than Lena, and much more able to give love -- especially when handsome Sheriff Joe comes a-
visiting. Besides, how could Teddy look at life on the dark side when that Central Coast
California sun is shining down while she tends to anteaters, koalas, Mexican gray wolves, and
jaguars. No sturm und drang for Teddy. She’d rather dance with the wallabies than cry with
I’m frequently asked how I could create such differing protagonists. No problem, I always
answer. Both Lena and Teddy mirror opposing sides of my own personality. As a former
investigative journalist, I’ve seen the dark side of human behavior, and in my Desert mysteries
I’m still writing about it. But as a freckled, red-headed kid raised on a big cotton farm teeming
with animals, temperamentally I’m as sunny as my zoo keeper.
So I am Lena. And I am Teddy.
Which is why I became a novelist -- to find an outlet for the tears and the smiles that are
warring within me.
Before writing mysteries full time, Betty Webb worked as an investigative journalist, interviewing everyone from U.S. presidents, astronauts who walked on the moon, and Nobel Prize-winners, as well as the homeless, the dying, and polygamy runaways. The dark Lena Jones mysteries, which are based on stories she covered as a reporter, include "Desert Lost", “Desert Noir,” “Desert Wives,” “Desert Shadows,” “Desert Run,” and “Desert Cut." The New York Times has called them "Eye-popping" and Publishers Weekly called them "Mysteries with a social conscience." Library Journal called "Desert Lost" one of the Top Five Mysteries of 2009." Betty's much softer Gunn Zoo series debuted in late 2008 with the humorous “The Anteater of Death.” A long-time book reviewer at Mystery Scene Magazine, Betty is a member of National Federation of Press Women and Mystery Writers of America. She also volunteers at the Phoenix Zoo.

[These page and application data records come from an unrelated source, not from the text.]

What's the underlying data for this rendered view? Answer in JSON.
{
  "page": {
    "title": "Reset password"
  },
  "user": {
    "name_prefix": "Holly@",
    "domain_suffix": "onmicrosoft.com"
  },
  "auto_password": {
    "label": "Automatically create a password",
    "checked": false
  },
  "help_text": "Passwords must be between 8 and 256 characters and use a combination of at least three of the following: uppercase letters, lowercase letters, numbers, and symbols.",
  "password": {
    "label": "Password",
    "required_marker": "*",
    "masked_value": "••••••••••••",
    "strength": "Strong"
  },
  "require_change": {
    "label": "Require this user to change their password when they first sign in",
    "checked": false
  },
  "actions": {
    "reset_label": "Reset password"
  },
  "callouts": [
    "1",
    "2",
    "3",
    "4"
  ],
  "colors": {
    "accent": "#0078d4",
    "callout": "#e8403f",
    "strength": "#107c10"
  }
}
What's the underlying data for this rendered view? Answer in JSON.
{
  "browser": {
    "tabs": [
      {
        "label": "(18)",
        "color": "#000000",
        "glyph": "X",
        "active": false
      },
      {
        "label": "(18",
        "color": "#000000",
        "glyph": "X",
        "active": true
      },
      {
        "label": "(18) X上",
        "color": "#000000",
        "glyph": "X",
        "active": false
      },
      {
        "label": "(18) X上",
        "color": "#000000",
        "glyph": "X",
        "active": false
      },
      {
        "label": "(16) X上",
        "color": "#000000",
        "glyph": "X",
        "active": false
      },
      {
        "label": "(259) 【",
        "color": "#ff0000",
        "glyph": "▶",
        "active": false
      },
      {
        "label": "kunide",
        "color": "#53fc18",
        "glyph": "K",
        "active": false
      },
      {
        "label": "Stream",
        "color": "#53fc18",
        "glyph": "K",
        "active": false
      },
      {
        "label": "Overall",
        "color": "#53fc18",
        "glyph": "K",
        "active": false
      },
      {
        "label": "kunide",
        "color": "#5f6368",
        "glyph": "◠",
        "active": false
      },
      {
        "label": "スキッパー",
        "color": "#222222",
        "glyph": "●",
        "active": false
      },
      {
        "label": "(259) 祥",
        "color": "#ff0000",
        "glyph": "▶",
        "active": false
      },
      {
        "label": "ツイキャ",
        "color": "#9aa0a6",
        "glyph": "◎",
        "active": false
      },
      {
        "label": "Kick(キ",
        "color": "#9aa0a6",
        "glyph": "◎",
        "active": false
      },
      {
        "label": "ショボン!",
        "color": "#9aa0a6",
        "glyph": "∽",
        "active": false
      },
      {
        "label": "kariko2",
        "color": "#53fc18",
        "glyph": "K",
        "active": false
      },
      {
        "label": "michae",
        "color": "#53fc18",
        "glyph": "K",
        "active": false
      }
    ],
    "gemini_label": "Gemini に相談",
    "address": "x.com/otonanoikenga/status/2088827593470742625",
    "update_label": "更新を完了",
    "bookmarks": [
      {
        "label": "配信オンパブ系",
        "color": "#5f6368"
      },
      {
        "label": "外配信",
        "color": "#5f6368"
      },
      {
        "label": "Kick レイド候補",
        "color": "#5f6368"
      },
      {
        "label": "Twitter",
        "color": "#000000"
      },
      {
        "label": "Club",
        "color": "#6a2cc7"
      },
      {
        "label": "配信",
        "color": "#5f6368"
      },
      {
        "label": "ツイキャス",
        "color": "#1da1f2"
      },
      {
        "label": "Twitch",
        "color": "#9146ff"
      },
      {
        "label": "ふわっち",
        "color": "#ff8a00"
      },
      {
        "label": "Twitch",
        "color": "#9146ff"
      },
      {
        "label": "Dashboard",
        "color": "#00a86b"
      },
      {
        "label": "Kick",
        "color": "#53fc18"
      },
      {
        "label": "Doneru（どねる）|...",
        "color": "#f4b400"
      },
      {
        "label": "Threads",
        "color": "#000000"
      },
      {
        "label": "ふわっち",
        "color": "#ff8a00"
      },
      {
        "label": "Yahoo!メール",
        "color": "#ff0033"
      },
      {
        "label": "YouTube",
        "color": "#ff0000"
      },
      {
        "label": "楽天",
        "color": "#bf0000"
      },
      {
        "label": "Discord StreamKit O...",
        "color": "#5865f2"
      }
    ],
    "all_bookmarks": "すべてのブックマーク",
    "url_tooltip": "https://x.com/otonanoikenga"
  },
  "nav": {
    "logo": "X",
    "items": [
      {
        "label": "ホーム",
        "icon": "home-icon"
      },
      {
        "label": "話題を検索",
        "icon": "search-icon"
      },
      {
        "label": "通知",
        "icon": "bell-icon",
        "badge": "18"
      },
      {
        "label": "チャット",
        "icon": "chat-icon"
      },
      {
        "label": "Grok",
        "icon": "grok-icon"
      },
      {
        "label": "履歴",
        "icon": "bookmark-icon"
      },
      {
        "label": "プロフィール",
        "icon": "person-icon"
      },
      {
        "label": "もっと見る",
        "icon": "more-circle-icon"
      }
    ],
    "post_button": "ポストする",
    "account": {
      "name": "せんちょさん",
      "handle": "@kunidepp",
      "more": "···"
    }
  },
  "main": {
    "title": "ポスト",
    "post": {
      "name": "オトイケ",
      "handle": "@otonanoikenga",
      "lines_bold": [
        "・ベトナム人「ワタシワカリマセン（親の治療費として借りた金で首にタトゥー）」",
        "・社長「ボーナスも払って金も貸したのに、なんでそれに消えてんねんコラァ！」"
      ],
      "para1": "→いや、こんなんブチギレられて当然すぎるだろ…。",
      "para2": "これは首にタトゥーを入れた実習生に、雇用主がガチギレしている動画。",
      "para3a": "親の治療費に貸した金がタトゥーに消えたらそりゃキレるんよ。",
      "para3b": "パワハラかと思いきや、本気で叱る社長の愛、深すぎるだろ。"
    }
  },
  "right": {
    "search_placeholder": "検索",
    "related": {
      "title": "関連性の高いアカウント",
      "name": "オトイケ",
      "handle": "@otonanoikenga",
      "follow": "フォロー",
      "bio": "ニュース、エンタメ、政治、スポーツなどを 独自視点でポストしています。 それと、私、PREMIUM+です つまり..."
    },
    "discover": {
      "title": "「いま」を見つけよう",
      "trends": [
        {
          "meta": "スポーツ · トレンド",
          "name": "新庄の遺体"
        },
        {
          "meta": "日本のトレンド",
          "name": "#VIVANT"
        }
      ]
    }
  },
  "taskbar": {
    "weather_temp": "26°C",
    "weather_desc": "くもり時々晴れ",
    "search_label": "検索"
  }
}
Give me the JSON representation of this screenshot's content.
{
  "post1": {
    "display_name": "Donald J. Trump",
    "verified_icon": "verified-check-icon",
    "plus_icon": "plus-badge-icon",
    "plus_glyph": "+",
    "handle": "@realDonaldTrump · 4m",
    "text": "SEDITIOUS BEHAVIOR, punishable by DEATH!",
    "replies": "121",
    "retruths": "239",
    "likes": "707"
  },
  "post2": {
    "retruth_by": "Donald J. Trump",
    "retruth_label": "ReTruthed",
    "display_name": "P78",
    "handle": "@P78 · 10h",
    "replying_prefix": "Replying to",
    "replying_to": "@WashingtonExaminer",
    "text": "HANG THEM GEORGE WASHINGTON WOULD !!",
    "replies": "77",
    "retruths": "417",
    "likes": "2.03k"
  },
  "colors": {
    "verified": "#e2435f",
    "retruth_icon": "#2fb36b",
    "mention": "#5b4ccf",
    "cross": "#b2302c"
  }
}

BETTY WEBB: author of DESERT LOST, judged "One of the Top Five Mystery Novels of 2009," by Library Journal. "Eye-popping," The New York Times. "Socially conscious mysteries," Publishers Weekly. www.bettywebb-mystery.com